Roddy Boyd ofwww.thefinancialinvestigator.com posted an excellent article on SkyPeople Fruit Juice and its legal battle with Absaroka Capital. The article can be found here:

 

 

Particularly fascinating is the discussion of SkyPeople’s SAIC filings, which provides evidence that companies in China are using objectionable means to alter filings after being exposed for wrongdoing by short sellers. In this case, Absaroka used Chinese SAIC filings in its June 2011 report as evidence that SkyPeople was providing misleading information in its historical SEC filings.
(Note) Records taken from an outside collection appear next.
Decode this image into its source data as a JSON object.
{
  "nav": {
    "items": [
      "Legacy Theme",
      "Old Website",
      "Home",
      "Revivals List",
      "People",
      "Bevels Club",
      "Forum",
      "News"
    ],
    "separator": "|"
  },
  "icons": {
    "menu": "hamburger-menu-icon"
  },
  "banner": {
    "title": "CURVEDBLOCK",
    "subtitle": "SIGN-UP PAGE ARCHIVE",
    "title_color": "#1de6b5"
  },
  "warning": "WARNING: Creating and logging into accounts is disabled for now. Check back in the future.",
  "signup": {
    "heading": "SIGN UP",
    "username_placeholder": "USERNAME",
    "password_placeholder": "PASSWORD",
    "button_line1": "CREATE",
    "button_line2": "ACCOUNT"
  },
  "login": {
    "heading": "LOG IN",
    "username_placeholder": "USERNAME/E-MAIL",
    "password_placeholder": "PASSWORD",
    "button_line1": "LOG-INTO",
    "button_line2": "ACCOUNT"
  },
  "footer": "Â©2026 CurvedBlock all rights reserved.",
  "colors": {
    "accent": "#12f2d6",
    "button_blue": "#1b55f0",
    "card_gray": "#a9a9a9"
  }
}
The Chinese SAIC filings showed revenue and profit that were fractions of what the Company reported to the SEC.

 

SkyPeople’s lawyers responded by accusing Absaroka of issuing fabricated SAIC financial statements, despite the fact that Absaroka’s SAIC filings corresponded with what had been independently found by investigators at Geoinvesting.com and by the Rosen Law Firm in its class action lawsuit.

 

When Absaroka subsequently hired Akin Gump to acquire the SAIC filings so that Absaroka could use them in its court response to SkyPeople, the SAIC filings suddenly were missing key financial statements that appeared to have been removed. Yet the footnotes to those financial statements had not been removed, and referenced similar figures to what Absaroka had originally retrieved. Furthermore, Absaroka’s Chinese lawyers then received death threats from callers asking them why they had acquired the SkyPeople SAIC filings.

 

It appears that SkyPeople has tampered with its Chinese filings after being accused of wrongdoing, and has done so in such an amateur manner that reveals the tremendous incompetence involved at some of these U.S.-listed Chinese reverse merger companies.

 

We have done substantial work on SkyPeople and question how a fruit juice company has generated EBITDA margins above 30% consecutively for the past five years. SkyPeople has also miraculously grown revenue at a CAGR of more than 45% from 2006 to 2010, despite spending very modest amounts on capital expenditures. We’re not sure what will happen with the lawsuit, but we believe that money doesn’t grow on trees, SkyPeople’s included, and that the company’s stock price will find its way towards zero at some point in the future.

 

The original Absaroka article can be found here.